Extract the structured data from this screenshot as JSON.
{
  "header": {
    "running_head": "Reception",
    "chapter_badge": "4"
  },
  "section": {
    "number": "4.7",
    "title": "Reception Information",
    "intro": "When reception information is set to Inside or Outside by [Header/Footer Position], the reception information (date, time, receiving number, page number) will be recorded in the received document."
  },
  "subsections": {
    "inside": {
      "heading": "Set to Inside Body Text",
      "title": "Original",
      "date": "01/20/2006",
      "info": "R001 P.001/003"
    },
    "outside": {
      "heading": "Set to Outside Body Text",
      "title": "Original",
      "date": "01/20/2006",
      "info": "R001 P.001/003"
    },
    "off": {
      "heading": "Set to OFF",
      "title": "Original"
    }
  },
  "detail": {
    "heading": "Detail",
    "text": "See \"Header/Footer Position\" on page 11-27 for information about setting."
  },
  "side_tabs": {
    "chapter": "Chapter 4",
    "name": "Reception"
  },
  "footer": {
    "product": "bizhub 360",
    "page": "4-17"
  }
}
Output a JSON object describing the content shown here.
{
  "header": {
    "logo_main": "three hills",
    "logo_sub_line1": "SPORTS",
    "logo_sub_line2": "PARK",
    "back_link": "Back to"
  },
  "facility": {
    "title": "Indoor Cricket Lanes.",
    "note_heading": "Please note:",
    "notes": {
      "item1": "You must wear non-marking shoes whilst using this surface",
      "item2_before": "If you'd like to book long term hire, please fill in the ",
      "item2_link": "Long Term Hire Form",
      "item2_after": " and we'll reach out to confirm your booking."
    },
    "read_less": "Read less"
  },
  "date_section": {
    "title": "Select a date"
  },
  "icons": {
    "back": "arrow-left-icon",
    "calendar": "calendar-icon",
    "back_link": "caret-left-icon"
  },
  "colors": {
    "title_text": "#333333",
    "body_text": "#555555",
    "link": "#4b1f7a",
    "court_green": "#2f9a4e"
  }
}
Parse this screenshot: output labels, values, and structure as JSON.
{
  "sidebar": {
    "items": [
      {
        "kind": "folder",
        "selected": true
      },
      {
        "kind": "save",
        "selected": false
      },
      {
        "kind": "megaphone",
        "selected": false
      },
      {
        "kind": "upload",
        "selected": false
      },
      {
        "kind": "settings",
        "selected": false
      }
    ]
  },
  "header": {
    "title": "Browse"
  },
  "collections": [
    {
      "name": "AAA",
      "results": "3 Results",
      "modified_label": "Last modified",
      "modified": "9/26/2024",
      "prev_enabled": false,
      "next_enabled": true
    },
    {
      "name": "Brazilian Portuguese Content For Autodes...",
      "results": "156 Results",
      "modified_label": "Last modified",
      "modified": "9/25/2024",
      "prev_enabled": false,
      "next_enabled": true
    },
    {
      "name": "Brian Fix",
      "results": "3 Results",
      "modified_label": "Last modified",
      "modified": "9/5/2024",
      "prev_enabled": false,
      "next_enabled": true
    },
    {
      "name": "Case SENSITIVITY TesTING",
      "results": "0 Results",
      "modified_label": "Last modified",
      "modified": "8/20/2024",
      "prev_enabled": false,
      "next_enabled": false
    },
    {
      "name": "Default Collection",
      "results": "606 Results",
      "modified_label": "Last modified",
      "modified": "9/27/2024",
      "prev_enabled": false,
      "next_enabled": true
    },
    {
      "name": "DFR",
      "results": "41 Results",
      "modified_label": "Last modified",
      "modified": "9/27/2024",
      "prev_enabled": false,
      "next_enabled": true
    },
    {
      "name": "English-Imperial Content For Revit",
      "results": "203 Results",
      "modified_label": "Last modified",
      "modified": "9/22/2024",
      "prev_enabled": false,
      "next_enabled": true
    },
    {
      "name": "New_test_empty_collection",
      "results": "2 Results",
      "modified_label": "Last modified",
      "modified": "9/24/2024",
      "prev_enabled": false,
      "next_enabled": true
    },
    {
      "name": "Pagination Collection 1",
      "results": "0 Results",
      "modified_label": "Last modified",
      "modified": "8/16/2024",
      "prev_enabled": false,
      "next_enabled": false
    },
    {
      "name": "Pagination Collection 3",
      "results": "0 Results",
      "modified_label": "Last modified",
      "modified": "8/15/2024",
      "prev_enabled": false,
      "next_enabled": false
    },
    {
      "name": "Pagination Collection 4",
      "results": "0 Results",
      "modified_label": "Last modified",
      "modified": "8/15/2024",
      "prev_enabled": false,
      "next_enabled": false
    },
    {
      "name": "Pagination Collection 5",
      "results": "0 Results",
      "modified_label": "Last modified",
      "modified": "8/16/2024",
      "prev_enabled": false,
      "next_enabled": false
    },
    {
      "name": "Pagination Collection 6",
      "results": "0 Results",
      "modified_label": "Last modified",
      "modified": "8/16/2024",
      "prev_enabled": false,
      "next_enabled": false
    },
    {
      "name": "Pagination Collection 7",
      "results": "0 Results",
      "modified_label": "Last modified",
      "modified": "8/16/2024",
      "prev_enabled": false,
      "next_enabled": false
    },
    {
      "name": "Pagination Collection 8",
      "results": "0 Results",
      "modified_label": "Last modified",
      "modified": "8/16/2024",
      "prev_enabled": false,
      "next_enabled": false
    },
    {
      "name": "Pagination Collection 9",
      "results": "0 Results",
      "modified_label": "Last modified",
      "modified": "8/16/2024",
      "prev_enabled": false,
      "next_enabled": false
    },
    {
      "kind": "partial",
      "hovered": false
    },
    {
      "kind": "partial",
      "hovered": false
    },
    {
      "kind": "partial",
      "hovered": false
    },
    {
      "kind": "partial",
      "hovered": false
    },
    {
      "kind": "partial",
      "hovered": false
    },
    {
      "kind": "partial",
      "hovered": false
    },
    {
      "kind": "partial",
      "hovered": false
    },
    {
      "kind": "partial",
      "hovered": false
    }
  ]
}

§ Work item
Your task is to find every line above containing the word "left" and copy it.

§ Output below
    "back": "arrow-left-icon",
    "back_link": "caret-left-icon"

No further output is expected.